### MATERIAL PROVIDED
»»

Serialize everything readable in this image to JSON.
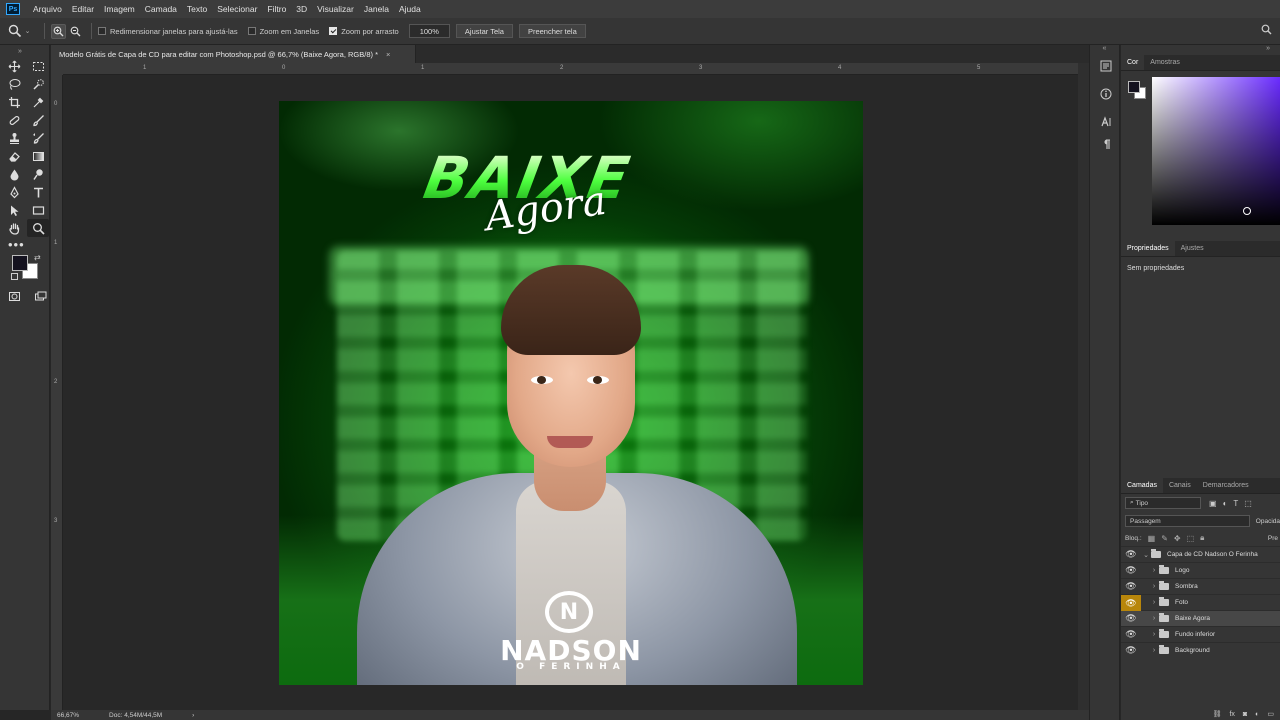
{
  "app": {
    "logo_text": "Ps",
    "menus": [
      "Arquivo",
      "Editar",
      "Imagem",
      "Camada",
      "Texto",
      "Selecionar",
      "Filtro",
      "3D",
      "Visualizar",
      "Janela",
      "Ajuda"
    ]
  },
  "options": {
    "resize_windows_label": "Redimensionar janelas para ajustá-las",
    "zoom_all_windows_label": "Zoom em Janelas",
    "scrubby_zoom_label": "Zoom por arrasto",
    "zoom_value": "100%",
    "fit_screen_label": "Ajustar Tela",
    "fill_screen_label": "Preencher tela",
    "resize_windows_checked": false,
    "zoom_all_windows_checked": false,
    "scrubby_zoom_checked": true
  },
  "document": {
    "tab_title": "Modelo Grátis de Capa de CD para editar com Photoshop.psd @ 66,7% (Baixe Agora, RGB/8) *",
    "close_symbol": "×",
    "ruler_top_labels": [
      "1",
      "0",
      "1",
      "2",
      "3",
      "4",
      "5"
    ],
    "ruler_left_labels": [
      "0",
      "1",
      "2",
      "3"
    ]
  },
  "artwork": {
    "headline": "BAIXE",
    "subheadline": "Agora",
    "logo_letter": "N",
    "artist_name": "NADSON",
    "artist_subtitle": "O FERINHA"
  },
  "status": {
    "zoom": "66,67%",
    "doc_info": "Doc: 4,54M/44,5M",
    "arrow": "›"
  },
  "color_panel": {
    "tabs": [
      "Cor",
      "Amostras"
    ],
    "foreground": "#14121f",
    "background": "#ffffff"
  },
  "properties_panel": {
    "tabs": [
      "Propriedades",
      "Ajustes"
    ],
    "empty_text": "Sem propriedades"
  },
  "layers_panel": {
    "tabs": [
      "Camadas",
      "Canais",
      "Demarcadores"
    ],
    "filter_kind": "Tipo",
    "blend_mode": "Passagem",
    "opacity_label": "Opacida",
    "lock_label": "Bloq.:",
    "fill_label": "Pre",
    "group_name": "Capa de CD Nadson O Ferinha",
    "layers": [
      "Logo",
      "Sombra",
      "Foto",
      "Baixe Agora",
      "Fundo inferior",
      "Background"
    ]
  }
}
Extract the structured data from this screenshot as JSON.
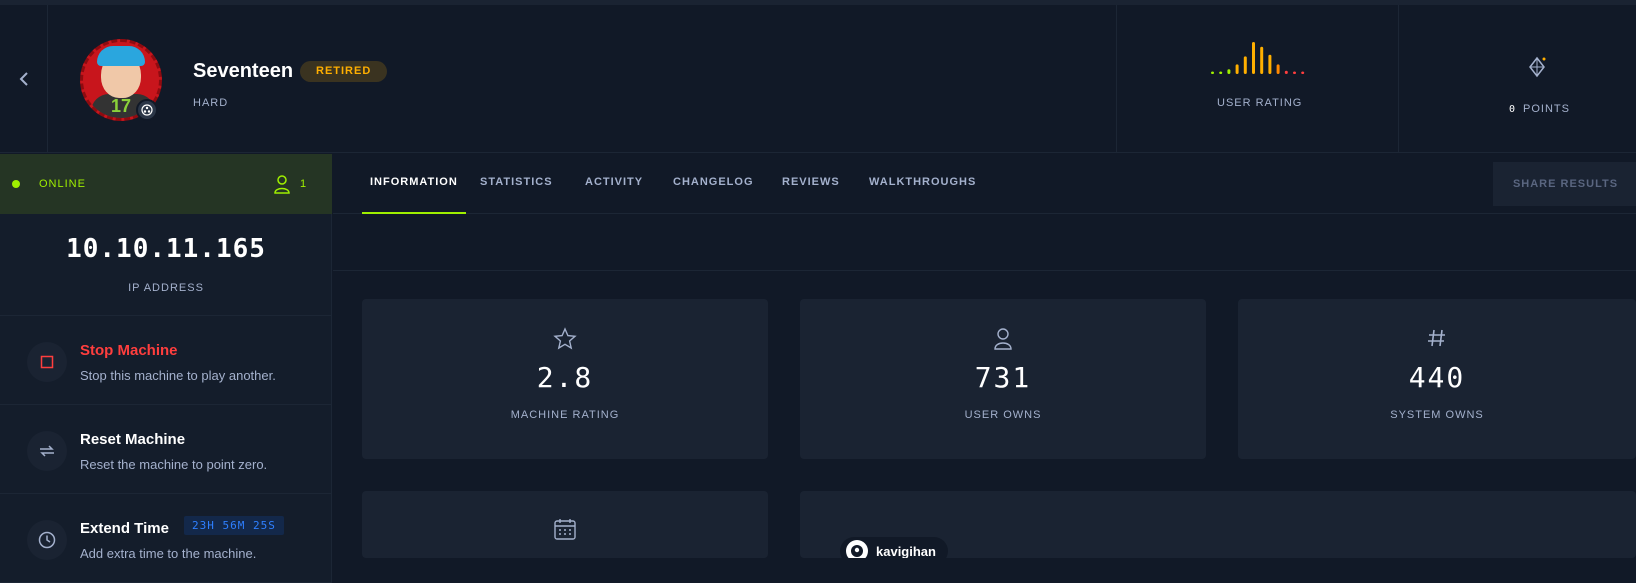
{
  "machine": {
    "name": "Seventeen",
    "status_badge": "RETIRED",
    "difficulty": "HARD"
  },
  "header": {
    "user_rating_label": "USER RATING",
    "rating_bar_heights": [
      0.08,
      0.08,
      0.15,
      0.3,
      0.55,
      1.0,
      0.85,
      0.6,
      0.3,
      0.1,
      0.08,
      0.08
    ],
    "rating_bar_colors": [
      "#9fef00",
      "#9fef00",
      "#9fef00",
      "#ffaf00",
      "#ffaf00",
      "#ffaf00",
      "#ffaf00",
      "#ffaf00",
      "#ff8800",
      "#ff3e3e",
      "#ff3e3e",
      "#ff3e3e"
    ],
    "points_value": "0",
    "points_label": "POINTS"
  },
  "sidebar": {
    "status_text": "ONLINE",
    "players_count": "1",
    "ip": "10.10.11.165",
    "ip_label": "IP ADDRESS",
    "actions": [
      {
        "title": "Stop Machine",
        "desc": "Stop this machine to play another.",
        "icon": "square-icon",
        "color": "#ff3e3e"
      },
      {
        "title": "Reset Machine",
        "desc": "Reset the machine to point zero.",
        "icon": "reset-icon",
        "color": "#ffffff"
      },
      {
        "title": "Extend Time",
        "desc": "Add extra time to the machine.",
        "icon": "clock-icon",
        "color": "#ffffff",
        "timer": "23H 56M 25S"
      }
    ]
  },
  "tabs": [
    "INFORMATION",
    "STATISTICS",
    "ACTIVITY",
    "CHANGELOG",
    "REVIEWS",
    "WALKTHROUGHS"
  ],
  "share_button": "SHARE RESULTS",
  "stats": [
    {
      "value": "2.8",
      "label": "MACHINE RATING",
      "icon": "star-icon"
    },
    {
      "value": "731",
      "label": "USER OWNS",
      "icon": "user-icon"
    },
    {
      "value": "440",
      "label": "SYSTEM OWNS",
      "icon": "hash-icon"
    }
  ],
  "user_chip": {
    "name": "kavigihan"
  },
  "colors": {
    "accent": "#9fef00",
    "danger": "#ff3e3e",
    "retired": "#ffaf00",
    "timer": "#2e7fff"
  }
}
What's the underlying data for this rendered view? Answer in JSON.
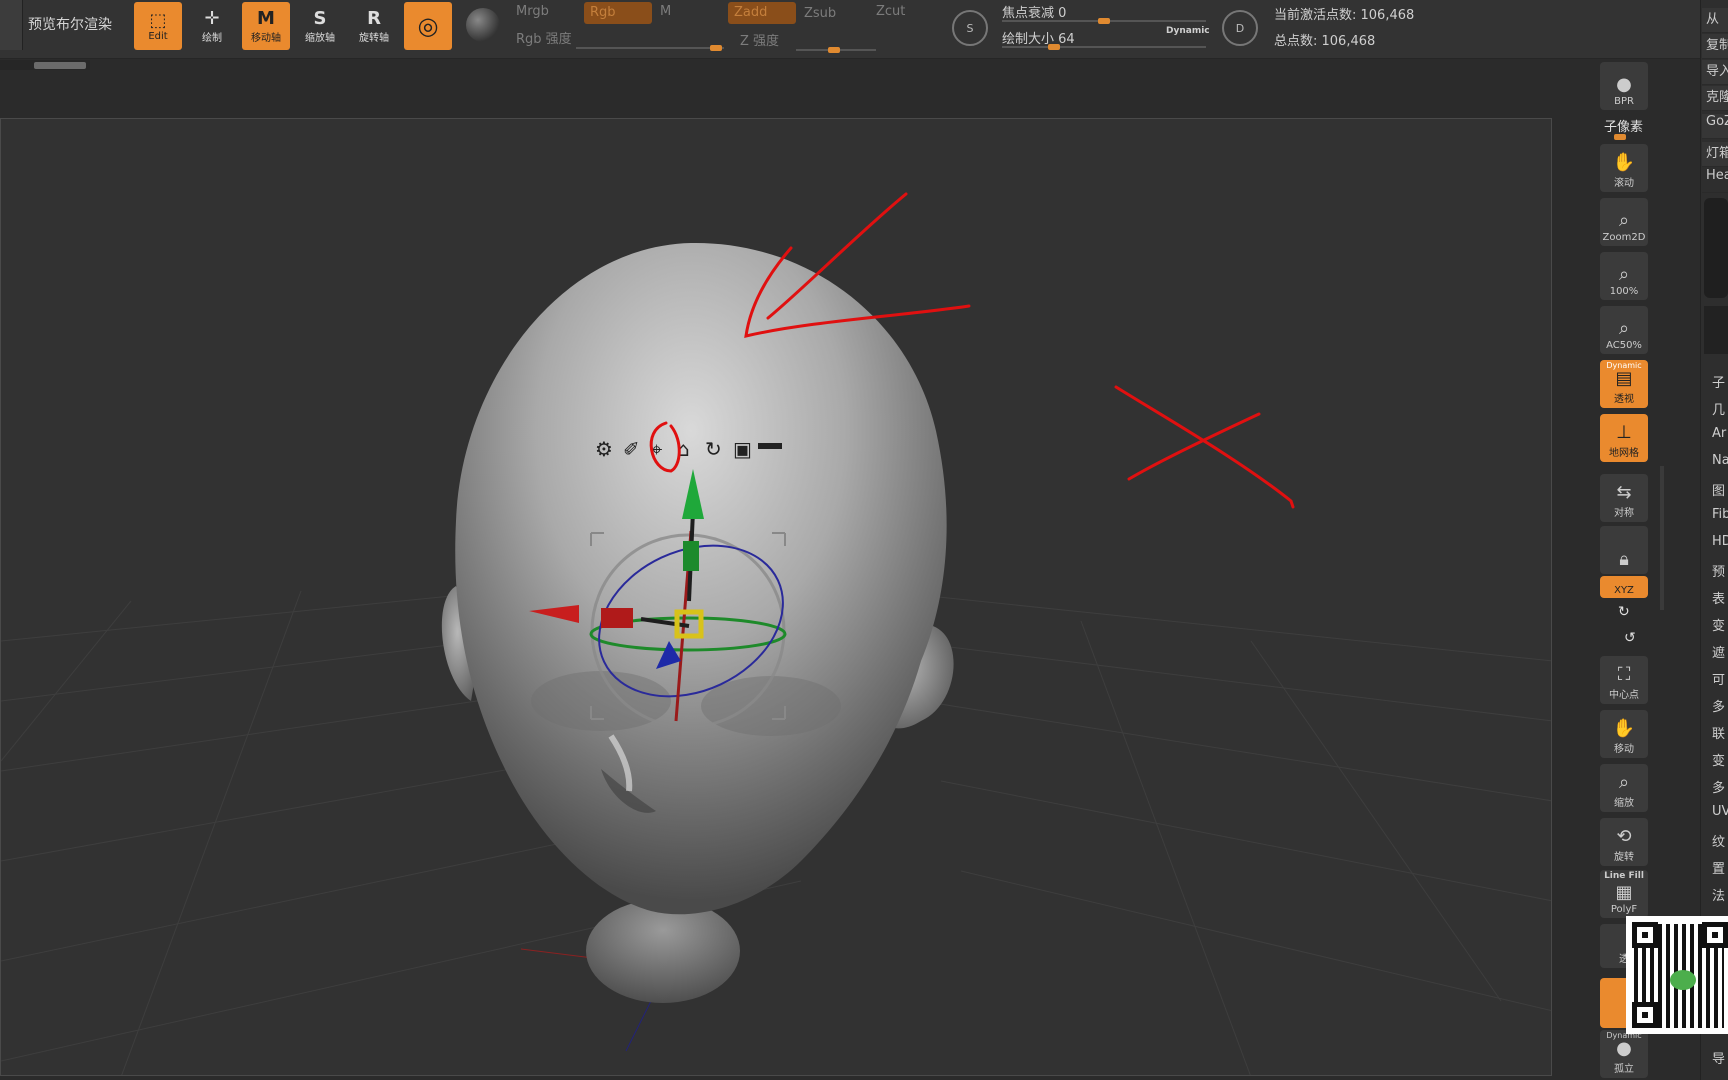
{
  "topbar": {
    "preview_label": "预览布尔渲染",
    "tools": {
      "edit": "Edit",
      "draw": "绘制",
      "move": "移动轴",
      "scale": "缩放轴",
      "rotate": "旋转轴"
    },
    "tool_letters": {
      "move": "M",
      "scale": "S",
      "rotate": "R"
    },
    "mrgb": "Mrgb",
    "rgb": "Rgb",
    "m": "M",
    "zadd": "Zadd",
    "zsub": "Zsub",
    "zcut": "Zcut",
    "rgb_intensity": "Rgb 强度",
    "z_intensity": "Z 强度",
    "focal_shift": "焦点衰减 0",
    "draw_size": "绘制大小 64",
    "dynamic": "Dynamic",
    "active_points": "当前激活点数: 106,468",
    "total_points": "总点数: 106,468",
    "circle_s": "S",
    "circle_d": "D"
  },
  "right_toolbar": {
    "bpr": "BPR",
    "subpixel": "子像素",
    "scroll": "滚动",
    "zoom2d": "Zoom2D",
    "zoom100": "100%",
    "ac50": "AC50%",
    "persp": "透视",
    "persp_top": "Dynamic",
    "floor": "地网格",
    "local": "对称",
    "xyz": "XYZ",
    "center": "中心点",
    "move": "移动",
    "scale": "缩放",
    "rotate": "旋转",
    "linefill_top": "Line Fill",
    "polyf": "PolyF",
    "transp": "透",
    "dynamic_bottom": "Dynamic",
    "solo": "孤立"
  },
  "right_column": {
    "top_items": [
      "从",
      "复制",
      "导入",
      "克隆",
      "GoZ",
      "灯箱",
      "Hea"
    ],
    "list_items": [
      "子",
      "几",
      "Ar",
      "Na",
      "图",
      "Fib",
      "HD",
      "预",
      "表",
      "变",
      "遮",
      "可",
      "多",
      "联",
      "变",
      "多",
      "UV",
      "纹",
      "置",
      "法"
    ],
    "bottom": "导"
  },
  "colors": {
    "accent": "#ea8a2e",
    "annotation_red": "#e01010"
  },
  "icons": [
    "gear-icon",
    "pin-icon",
    "location-icon",
    "home-icon",
    "reset-icon",
    "lock-icon",
    "bar-icon"
  ]
}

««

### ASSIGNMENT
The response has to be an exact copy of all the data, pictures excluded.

### ANSWER TO THIS PROBLEM
Serialize everything readable in this image to JSON.
{
  "app": {
    "logo_text": "Ps",
    "menus": [
      "Arquivo",
      "Editar",
      "Imagem",
      "Camada",
      "Texto",
      "Selecionar",
      "Filtro",
      "3D",
      "Visualizar",
      "Janela",
      "Ajuda"
    ]
  },
  "options": {
    "resize_windows_label": "Redimensionar janelas para ajustá-las",
    "zoom_all_windows_label": "Zoom em Janelas",
    "scrubby_zoom_label": "Zoom por arrasto",
    "zoom_value": "100%",
    "fit_screen_label": "Ajustar Tela",
    "fill_screen_label": "Preencher tela",
    "resize_windows_checked": false,
    "zoom_all_windows_checked": false,
    "scrubby_zoom_checked": true
  },
  "document": {
    "tab_title": "Modelo Grátis de Capa de CD para editar com Photoshop.psd @ 66,7% (Baixe Agora, RGB/8) *",
    "close_symbol": "×",
    "ruler_top_labels": [
      "1",
      "0",
      "1",
      "2",
      "3",
      "4",
      "5"
    ],
    "ruler_left_labels": [
      "0",
      "1",
      "2",
      "3"
    ]
  },
  "artwork": {
    "headline": "BAIXE",
    "subheadline": "Agora",
    "logo_letter": "N",
    "artist_name": "NADSON",
    "artist_subtitle": "O FERINHA"
  },
  "status": {
    "zoom": "66,67%",
    "doc_info": "Doc: 4,54M/44,5M",
    "arrow": "›"
  },
  "color_panel": {
    "tabs": [
      "Cor",
      "Amostras"
    ],
    "foreground": "#14121f",
    "background": "#ffffff"
  },
  "properties_panel": {
    "tabs": [
      "Propriedades",
      "Ajustes"
    ],
    "empty_text": "Sem propriedades"
  },
  "layers_panel": {
    "tabs": [
      "Camadas",
      "Canais",
      "Demarcadores"
    ],
    "filter_kind": "Tipo",
    "blend_mode": "Passagem",
    "opacity_label": "Opacida",
    "lock_label": "Bloq.:",
    "fill_label": "Pre",
    "group_name": "Capa de CD Nadson O Ferinha",
    "layers": [
      "Logo",
      "Sombra",
      "Foto",
      "Baixe Agora",
      "Fundo inferior",
      "Background"
    ]
  }
}
Extract the structured data from this screenshot as JSON.
{
  "machine": {
    "name": "Seventeen",
    "status_badge": "RETIRED",
    "difficulty": "HARD"
  },
  "header": {
    "user_rating_label": "USER RATING",
    "rating_bar_heights": [
      0.08,
      0.08,
      0.15,
      0.3,
      0.55,
      1.0,
      0.85,
      0.6,
      0.3,
      0.1,
      0.08,
      0.08
    ],
    "rating_bar_colors": [
      "#9fef00",
      "#9fef00",
      "#9fef00",
      "#ffaf00",
      "#ffaf00",
      "#ffaf00",
      "#ffaf00",
      "#ffaf00",
      "#ff8800",
      "#ff3e3e",
      "#ff3e3e",
      "#ff3e3e"
    ],
    "points_value": "0",
    "points_label": "POINTS"
  },
  "sidebar": {
    "status_text": "ONLINE",
    "players_count": "1",
    "ip": "10.10.11.165",
    "ip_label": "IP ADDRESS",
    "actions": [
      {
        "title": "Stop Machine",
        "desc": "Stop this machine to play another.",
        "icon": "square-icon",
        "color": "#ff3e3e"
      },
      {
        "title": "Reset Machine",
        "desc": "Reset the machine to point zero.",
        "icon": "reset-icon",
        "color": "#ffffff"
      },
      {
        "title": "Extend Time",
        "desc": "Add extra time to the machine.",
        "icon": "clock-icon",
        "color": "#ffffff",
        "timer": "23H 56M 25S"
      }
    ]
  },
  "tabs": [
    "INFORMATION",
    "STATISTICS",
    "ACTIVITY",
    "CHANGELOG",
    "REVIEWS",
    "WALKTHROUGHS"
  ],
  "share_button": "SHARE RESULTS",
  "stats": [
    {
      "value": "2.8",
      "label": "MACHINE RATING",
      "icon": "star-icon"
    },
    {
      "value": "731",
      "label": "USER OWNS",
      "icon": "user-icon"
    },
    {
      "value": "440",
      "label": "SYSTEM OWNS",
      "icon": "hash-icon"
    }
  ],
  "user_chip": {
    "name": "kavigihan"
  },
  "colors": {
    "accent": "#9fef00",
    "danger": "#ff3e3e",
    "retired": "#ffaf00",
    "timer": "#2e7fff"
  }
}
What's the underlying data for this rendered view? Answer in JSON.
{
  "topbar": {
    "preview_label": "预览布尔渲染",
    "tools": {
      "edit": "Edit",
      "draw": "绘制",
      "move": "移动轴",
      "scale": "缩放轴",
      "rotate": "旋转轴"
    },
    "tool_letters": {
      "move": "M",
      "scale": "S",
      "rotate": "R"
    },
    "mrgb": "Mrgb",
    "rgb": "Rgb",
    "m": "M",
    "zadd": "Zadd",
    "zsub": "Zsub",
    "zcut": "Zcut",
    "rgb_intensity": "Rgb 强度",
    "z_intensity": "Z 强度",
    "focal_shift": "焦点衰减 0",
    "draw_size": "绘制大小 64",
    "dynamic": "Dynamic",
    "active_points": "当前激活点数: 106,468",
    "total_points": "总点数: 106,468",
    "circle_s": "S",
    "circle_d": "D"
  },
  "right_toolbar": {
    "bpr": "BPR",
    "subpixel": "子像素",
    "scroll": "滚动",
    "zoom2d": "Zoom2D",
    "zoom100": "100%",
    "ac50": "AC50%",
    "persp": "透视",
    "persp_top": "Dynamic",
    "floor": "地网格",
    "local": "对称",
    "xyz": "XYZ",
    "center": "中心点",
    "move": "移动",
    "scale": "缩放",
    "rotate": "旋转",
    "linefill_top": "Line Fill",
    "polyf": "PolyF",
    "transp": "透",
    "dynamic_bottom": "Dynamic",
    "solo": "孤立"
  },
  "right_column": {
    "top_items": [
      "从",
      "复制",
      "导入",
      "克隆",
      "GoZ",
      "灯箱",
      "Hea"
    ],
    "list_items": [
      "子",
      "几",
      "Ar",
      "Na",
      "图",
      "Fib",
      "HD",
      "预",
      "表",
      "变",
      "遮",
      "可",
      "多",
      "联",
      "变",
      "多",
      "UV",
      "纹",
      "置",
      "法"
    ],
    "bottom": "导"
  },
  "colors": {
    "accent": "#ea8a2e",
    "annotation_red": "#e01010"
  },
  "icons": [
    "gear-icon",
    "pin-icon",
    "location-icon",
    "home-icon",
    "reset-icon",
    "lock-icon",
    "bar-icon"
  ]
}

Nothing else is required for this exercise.